■ WHAT IS EXPECTED:
Among the entries below, please show each line that carries the word "dashboard".

■ SOURCE DATA:

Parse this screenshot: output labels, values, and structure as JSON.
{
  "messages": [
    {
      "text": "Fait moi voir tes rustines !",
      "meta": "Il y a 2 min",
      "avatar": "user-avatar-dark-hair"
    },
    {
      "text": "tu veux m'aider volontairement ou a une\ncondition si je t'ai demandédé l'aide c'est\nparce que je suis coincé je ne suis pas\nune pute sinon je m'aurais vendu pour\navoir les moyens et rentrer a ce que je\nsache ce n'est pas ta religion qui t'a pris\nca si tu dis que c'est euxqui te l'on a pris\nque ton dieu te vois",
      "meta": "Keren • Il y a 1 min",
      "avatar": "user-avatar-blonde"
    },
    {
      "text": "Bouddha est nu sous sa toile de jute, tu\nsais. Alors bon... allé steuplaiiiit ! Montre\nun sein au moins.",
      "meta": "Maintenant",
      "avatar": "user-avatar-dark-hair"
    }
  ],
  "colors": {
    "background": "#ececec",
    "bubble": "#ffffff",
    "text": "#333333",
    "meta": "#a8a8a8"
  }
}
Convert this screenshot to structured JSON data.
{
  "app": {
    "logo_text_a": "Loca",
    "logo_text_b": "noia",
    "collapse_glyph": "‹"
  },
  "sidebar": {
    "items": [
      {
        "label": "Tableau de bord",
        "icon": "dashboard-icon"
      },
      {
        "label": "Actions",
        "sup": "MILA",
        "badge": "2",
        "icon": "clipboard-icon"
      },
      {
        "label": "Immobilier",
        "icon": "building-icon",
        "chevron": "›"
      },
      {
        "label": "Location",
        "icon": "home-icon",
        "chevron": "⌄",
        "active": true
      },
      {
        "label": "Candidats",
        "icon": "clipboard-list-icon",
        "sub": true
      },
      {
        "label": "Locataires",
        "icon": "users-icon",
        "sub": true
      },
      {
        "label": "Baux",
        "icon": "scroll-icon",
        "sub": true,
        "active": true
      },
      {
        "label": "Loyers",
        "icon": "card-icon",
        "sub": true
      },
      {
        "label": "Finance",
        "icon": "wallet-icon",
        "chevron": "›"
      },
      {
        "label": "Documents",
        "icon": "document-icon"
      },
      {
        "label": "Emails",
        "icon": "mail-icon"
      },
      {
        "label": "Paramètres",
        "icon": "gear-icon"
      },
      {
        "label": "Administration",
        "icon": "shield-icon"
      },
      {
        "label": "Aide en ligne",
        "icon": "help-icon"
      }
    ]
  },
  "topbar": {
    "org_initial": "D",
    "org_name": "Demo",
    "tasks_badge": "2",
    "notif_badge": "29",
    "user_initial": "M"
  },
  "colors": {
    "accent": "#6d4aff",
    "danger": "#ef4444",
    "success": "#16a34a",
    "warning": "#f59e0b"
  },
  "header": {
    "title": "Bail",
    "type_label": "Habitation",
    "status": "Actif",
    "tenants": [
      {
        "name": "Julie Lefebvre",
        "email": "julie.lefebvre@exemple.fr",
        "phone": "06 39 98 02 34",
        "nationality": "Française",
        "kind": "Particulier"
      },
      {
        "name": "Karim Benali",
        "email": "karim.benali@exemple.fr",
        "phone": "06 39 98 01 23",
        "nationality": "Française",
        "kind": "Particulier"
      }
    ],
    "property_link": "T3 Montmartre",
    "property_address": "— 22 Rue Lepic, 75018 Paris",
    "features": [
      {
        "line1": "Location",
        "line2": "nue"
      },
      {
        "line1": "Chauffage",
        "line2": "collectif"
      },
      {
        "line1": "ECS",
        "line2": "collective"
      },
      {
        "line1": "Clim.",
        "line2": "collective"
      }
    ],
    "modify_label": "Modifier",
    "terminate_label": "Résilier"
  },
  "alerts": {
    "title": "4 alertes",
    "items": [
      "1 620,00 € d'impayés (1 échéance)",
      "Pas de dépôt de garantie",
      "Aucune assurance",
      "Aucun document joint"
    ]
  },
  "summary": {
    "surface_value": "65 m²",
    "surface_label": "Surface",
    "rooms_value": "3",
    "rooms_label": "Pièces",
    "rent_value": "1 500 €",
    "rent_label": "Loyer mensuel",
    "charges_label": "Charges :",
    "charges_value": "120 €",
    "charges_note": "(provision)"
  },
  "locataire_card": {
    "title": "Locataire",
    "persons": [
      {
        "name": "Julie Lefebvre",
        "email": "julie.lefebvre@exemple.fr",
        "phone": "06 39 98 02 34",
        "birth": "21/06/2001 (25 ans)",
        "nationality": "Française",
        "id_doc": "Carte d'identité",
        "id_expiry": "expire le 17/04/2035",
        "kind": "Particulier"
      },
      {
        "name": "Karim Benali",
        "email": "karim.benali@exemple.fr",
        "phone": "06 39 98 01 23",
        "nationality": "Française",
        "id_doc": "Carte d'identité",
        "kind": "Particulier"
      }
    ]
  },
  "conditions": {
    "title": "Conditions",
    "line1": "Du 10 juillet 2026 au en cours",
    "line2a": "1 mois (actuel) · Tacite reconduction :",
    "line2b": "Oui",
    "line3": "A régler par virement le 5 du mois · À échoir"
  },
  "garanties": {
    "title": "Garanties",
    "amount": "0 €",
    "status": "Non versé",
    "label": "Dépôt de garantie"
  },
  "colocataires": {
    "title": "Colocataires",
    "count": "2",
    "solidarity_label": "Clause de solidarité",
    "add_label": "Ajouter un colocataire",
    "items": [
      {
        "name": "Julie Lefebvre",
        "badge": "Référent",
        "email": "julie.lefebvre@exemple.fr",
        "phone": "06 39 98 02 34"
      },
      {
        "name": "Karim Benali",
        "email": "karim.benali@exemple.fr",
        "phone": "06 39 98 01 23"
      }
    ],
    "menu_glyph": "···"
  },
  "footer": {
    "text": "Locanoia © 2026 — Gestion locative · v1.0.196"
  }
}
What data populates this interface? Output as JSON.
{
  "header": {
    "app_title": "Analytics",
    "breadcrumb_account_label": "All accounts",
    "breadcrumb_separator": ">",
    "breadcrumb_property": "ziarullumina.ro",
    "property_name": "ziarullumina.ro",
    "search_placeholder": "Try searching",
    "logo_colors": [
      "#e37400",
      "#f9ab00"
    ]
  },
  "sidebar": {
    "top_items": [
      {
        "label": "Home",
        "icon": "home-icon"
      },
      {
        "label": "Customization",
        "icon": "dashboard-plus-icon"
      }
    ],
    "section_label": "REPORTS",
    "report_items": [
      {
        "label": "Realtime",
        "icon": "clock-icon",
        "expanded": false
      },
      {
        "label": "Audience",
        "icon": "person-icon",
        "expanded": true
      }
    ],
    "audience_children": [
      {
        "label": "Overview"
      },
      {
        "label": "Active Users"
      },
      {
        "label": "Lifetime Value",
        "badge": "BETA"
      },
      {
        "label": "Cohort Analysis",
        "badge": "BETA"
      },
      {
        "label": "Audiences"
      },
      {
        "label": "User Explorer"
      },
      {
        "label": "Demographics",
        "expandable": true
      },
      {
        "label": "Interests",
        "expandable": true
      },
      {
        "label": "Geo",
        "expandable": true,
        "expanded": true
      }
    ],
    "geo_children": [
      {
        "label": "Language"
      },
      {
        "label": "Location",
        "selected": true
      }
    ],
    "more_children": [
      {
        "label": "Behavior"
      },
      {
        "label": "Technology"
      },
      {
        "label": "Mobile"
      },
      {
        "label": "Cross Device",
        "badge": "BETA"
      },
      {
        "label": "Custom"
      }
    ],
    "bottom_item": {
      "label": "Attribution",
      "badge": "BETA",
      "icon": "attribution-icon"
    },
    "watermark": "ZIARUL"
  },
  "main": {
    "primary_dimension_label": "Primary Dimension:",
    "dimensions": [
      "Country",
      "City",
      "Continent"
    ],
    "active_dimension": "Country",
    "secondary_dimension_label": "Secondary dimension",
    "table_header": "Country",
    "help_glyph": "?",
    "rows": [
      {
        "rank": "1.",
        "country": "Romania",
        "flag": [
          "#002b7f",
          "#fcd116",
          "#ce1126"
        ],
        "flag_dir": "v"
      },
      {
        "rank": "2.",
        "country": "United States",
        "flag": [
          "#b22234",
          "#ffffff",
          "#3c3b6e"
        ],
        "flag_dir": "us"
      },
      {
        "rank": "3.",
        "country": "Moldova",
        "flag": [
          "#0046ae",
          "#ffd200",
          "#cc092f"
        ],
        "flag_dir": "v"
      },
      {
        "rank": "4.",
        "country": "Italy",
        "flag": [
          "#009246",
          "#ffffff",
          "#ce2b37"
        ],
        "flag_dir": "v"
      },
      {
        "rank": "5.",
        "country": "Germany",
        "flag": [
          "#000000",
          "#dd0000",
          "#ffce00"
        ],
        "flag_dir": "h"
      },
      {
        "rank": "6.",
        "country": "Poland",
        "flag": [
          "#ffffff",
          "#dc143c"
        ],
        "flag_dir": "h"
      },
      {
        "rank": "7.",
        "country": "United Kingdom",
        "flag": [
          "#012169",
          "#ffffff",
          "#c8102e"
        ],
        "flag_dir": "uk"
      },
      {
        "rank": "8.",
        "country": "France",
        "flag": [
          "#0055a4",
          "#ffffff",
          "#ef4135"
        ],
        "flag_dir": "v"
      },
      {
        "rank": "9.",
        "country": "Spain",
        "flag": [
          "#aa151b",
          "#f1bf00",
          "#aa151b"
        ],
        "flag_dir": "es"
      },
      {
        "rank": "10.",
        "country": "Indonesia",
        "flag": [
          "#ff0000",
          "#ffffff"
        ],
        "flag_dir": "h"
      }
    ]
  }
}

■ WORKED SOLUTION:
        "icon": "dashboard-icon"
        "icon": "dashboard-plus-icon"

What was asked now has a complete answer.